Record-breaking pre-orders. Lines forming a week in advance. Launch-day euphoria. Supply shortages. Pre-order delays. Panic. Record-breaking opening weekend sales. Doubt. Problems and complaints. A mini-scandal or two. Apologies. Those are the makings of an Apple(AAPL) device launch.
I've spent the past month using Apple's new iPhone 5, measuring it against both the competition and its predecessors. The device is certainly not without flaws -- "Scuffgate" and "Mapsgate" proved that -- but is the new iPhone 5 really "the biggest thing to happen to iPhone since iPhone," as Apple claims?
Let's start with the brand-new design.
From an aesthetic perspective, the original iPhone was always my favorite. I was not happy when Apple moved away from aluminum and used plastic on the iPhone 3G and 3GS. The iPhone 4 and 4S shifted back in the right direction by dumping cheap-feeling plastics in favor of glass and metal, but I still missed the original iPhone's sleek aluminum housing.
Apple returned to its roots for the iPhone 5. The phone's face is still a solid sheet of glass, but the back is now mostly aluminum, just like on the original model.
The new aluminum is much thinner, making for a surprisingly light handset. Almost too light. I prefer a phone with some heft to it, and the new iPhone took a bit of getting used to, compared to heavier recent devices like the iPhone 4S, Droid Incredible 4G LTE and Lumia 900.
In terms of build, the iPhone 5 is in a class by itself. From the oleophobic glass face to the matte metal bezel with polished edges, everything about the new iPhone screams high-end.

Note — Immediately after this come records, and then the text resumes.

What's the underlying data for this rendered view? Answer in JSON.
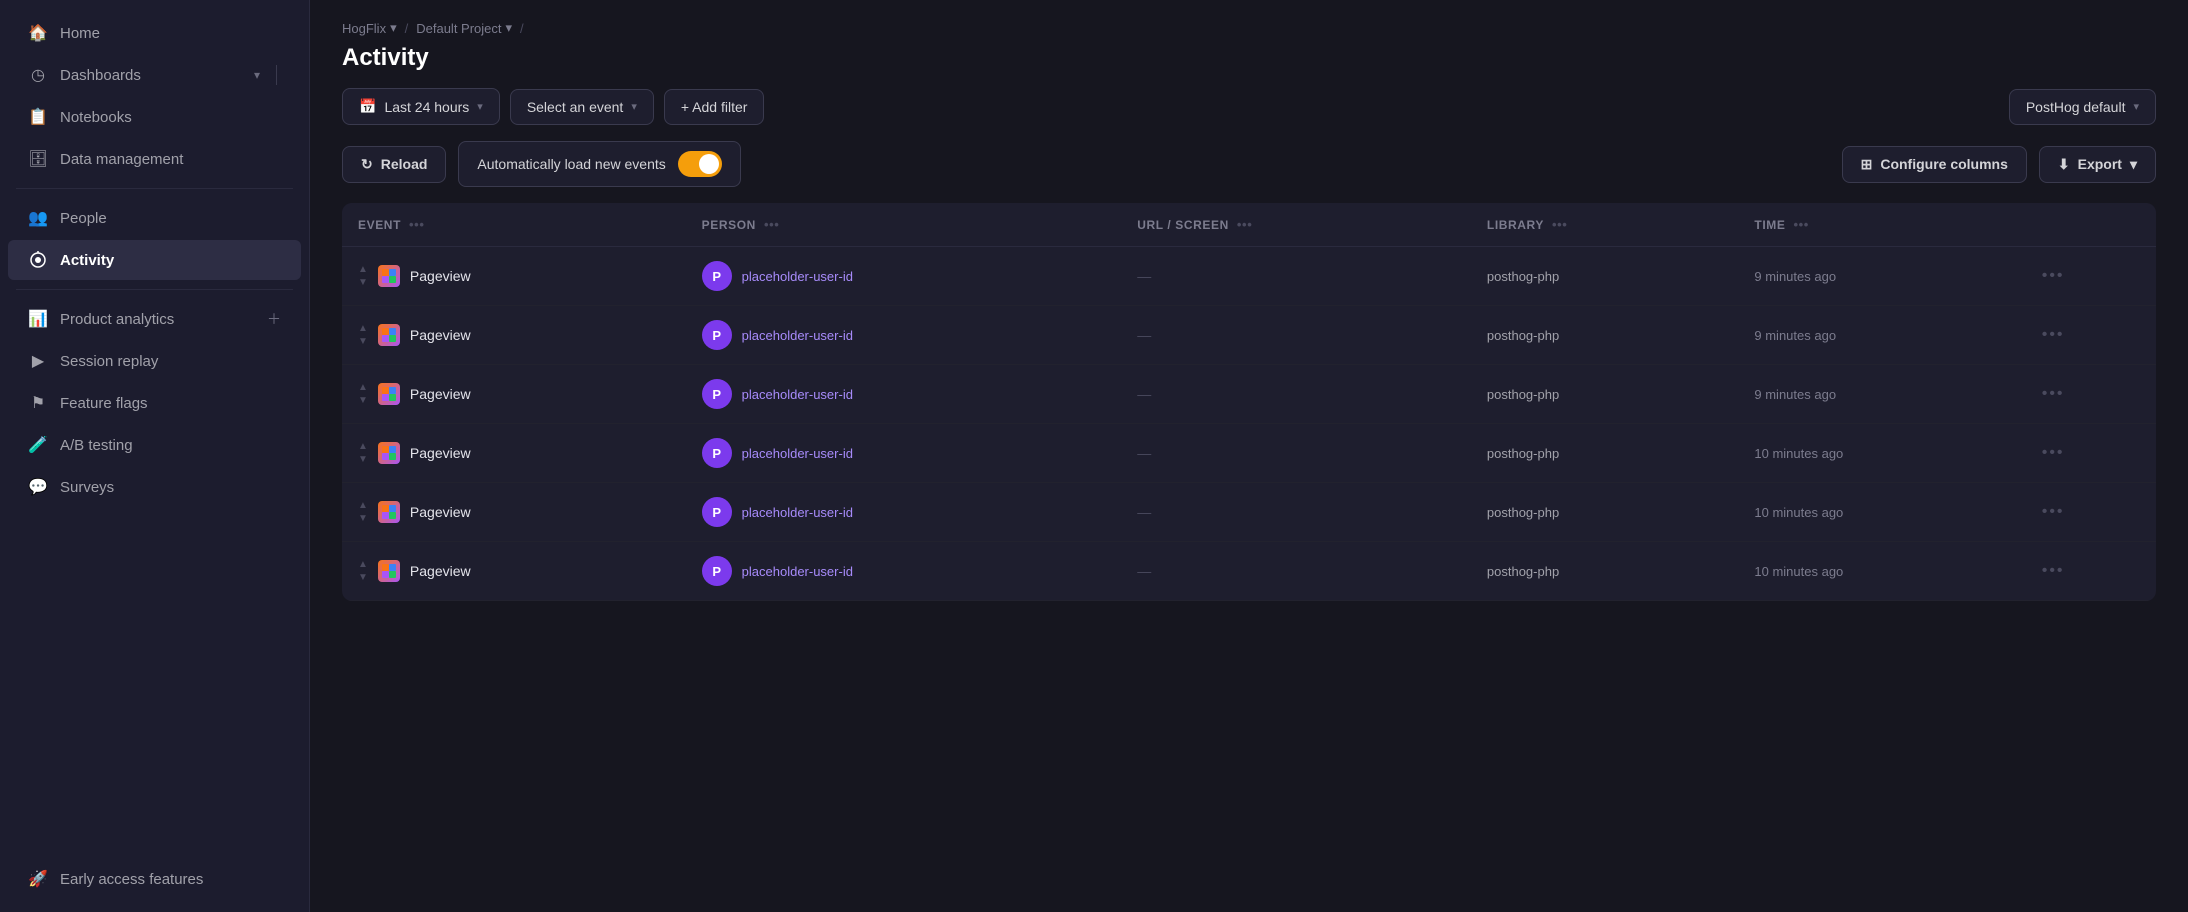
{
  "sidebar": {
    "items": [
      {
        "id": "home",
        "label": "Home",
        "icon": "🏠",
        "active": false
      },
      {
        "id": "dashboards",
        "label": "Dashboards",
        "icon": "◷",
        "active": false,
        "hasChevron": true
      },
      {
        "id": "notebooks",
        "label": "Notebooks",
        "icon": "📋",
        "active": false
      },
      {
        "id": "data-management",
        "label": "Data management",
        "icon": "🗄",
        "active": false
      },
      {
        "id": "people",
        "label": "People",
        "icon": "👥",
        "active": false
      },
      {
        "id": "activity",
        "label": "Activity",
        "icon": "📡",
        "active": true
      },
      {
        "id": "product-analytics",
        "label": "Product analytics",
        "icon": "📊",
        "active": false,
        "hasPlus": true
      },
      {
        "id": "session-replay",
        "label": "Session replay",
        "icon": "▶",
        "active": false
      },
      {
        "id": "feature-flags",
        "label": "Feature flags",
        "icon": "⚑",
        "active": false
      },
      {
        "id": "ab-testing",
        "label": "A/B testing",
        "icon": "🧪",
        "active": false
      },
      {
        "id": "surveys",
        "label": "Surveys",
        "icon": "💬",
        "active": false
      },
      {
        "id": "early-access",
        "label": "Early access features",
        "icon": "🚀",
        "active": false
      }
    ]
  },
  "breadcrumb": {
    "org": "HogFlix",
    "project": "Default Project"
  },
  "page": {
    "title": "Activity"
  },
  "toolbar": {
    "time_range_label": "Last 24 hours",
    "event_select_label": "Select an event",
    "add_filter_label": "+ Add filter",
    "theme_label": "PostHog default"
  },
  "action_bar": {
    "reload_label": "Reload",
    "auto_load_label": "Automatically load new events",
    "auto_load_enabled": true,
    "configure_columns_label": "Configure columns",
    "export_label": "Export"
  },
  "table": {
    "columns": [
      {
        "id": "event",
        "label": "EVENT"
      },
      {
        "id": "person",
        "label": "PERSON"
      },
      {
        "id": "url_screen",
        "label": "URL / SCREEN"
      },
      {
        "id": "library",
        "label": "LIBRARY"
      },
      {
        "id": "time",
        "label": "TIME"
      }
    ],
    "rows": [
      {
        "event": "Pageview",
        "person_initial": "P",
        "person_id": "placeholder-user-id",
        "url": "—",
        "library": "posthog-php",
        "time": "9 minutes ago"
      },
      {
        "event": "Pageview",
        "person_initial": "P",
        "person_id": "placeholder-user-id",
        "url": "—",
        "library": "posthog-php",
        "time": "9 minutes ago"
      },
      {
        "event": "Pageview",
        "person_initial": "P",
        "person_id": "placeholder-user-id",
        "url": "—",
        "library": "posthog-php",
        "time": "9 minutes ago"
      },
      {
        "event": "Pageview",
        "person_initial": "P",
        "person_id": "placeholder-user-id",
        "url": "—",
        "library": "posthog-php",
        "time": "10 minutes ago"
      },
      {
        "event": "Pageview",
        "person_initial": "P",
        "person_id": "placeholder-user-id",
        "url": "—",
        "library": "posthog-php",
        "time": "10 minutes ago"
      },
      {
        "event": "Pageview",
        "person_initial": "P",
        "person_id": "placeholder-user-id",
        "url": "—",
        "library": "posthog-php",
        "time": "10 minutes ago"
      }
    ]
  },
  "colors": {
    "accent": "#f59e0b",
    "active_bg": "#2d2d44",
    "sidebar_bg": "#1c1c2e",
    "main_bg": "#16161f",
    "surface": "#1e1e2e",
    "border": "#2a2a3e",
    "avatar_purple": "#7c3aed",
    "person_link": "#a78bfa"
  }
}
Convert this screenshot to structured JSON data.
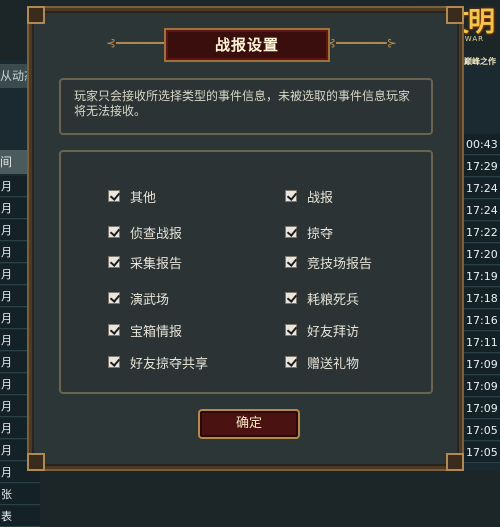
{
  "background": {
    "left_header": "从动态",
    "left_header2": "间",
    "left_rows": [
      "月",
      "月",
      "月",
      "月",
      "月",
      "月",
      "月",
      "月",
      "月",
      "月",
      "月",
      "月",
      "月",
      "月",
      "张",
      "表"
    ],
    "right_rows": [
      "00:43",
      "17:29",
      "17:24",
      "17:24",
      "17:22",
      "17:20",
      "17:19",
      "17:18",
      "17:16",
      "17:11",
      "17:09",
      "17:09",
      "17:09",
      "17:05",
      "17:05"
    ]
  },
  "logo": {
    "title": "帝国文明",
    "subtitle": "MINISTRY OF WAR",
    "tagline": "第二代网页游戏巅峰之作"
  },
  "dialog": {
    "title": "战报设置",
    "description": "玩家只会接收所选择类型的事件信息，未被选取的事件信息玩家将无法接收。",
    "options_left": [
      {
        "label": "其他",
        "checked": true
      },
      {
        "label": "侦查战报",
        "checked": true
      },
      {
        "label": "采集报告",
        "checked": true
      },
      {
        "label": "演武场",
        "checked": true
      },
      {
        "label": "宝箱情报",
        "checked": true
      },
      {
        "label": "好友掠夺共享",
        "checked": true
      }
    ],
    "options_right": [
      {
        "label": "战报",
        "checked": true
      },
      {
        "label": "掠夺",
        "checked": true
      },
      {
        "label": "竞技场报告",
        "checked": true
      },
      {
        "label": "耗粮死兵",
        "checked": true
      },
      {
        "label": "好友拜访",
        "checked": true
      },
      {
        "label": "赠送礼物",
        "checked": true
      }
    ],
    "confirm_label": "确定"
  }
}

The parts are snug, the lines are elegant, the buttons don't wobble, and there are no rattles or creaks whatsoever.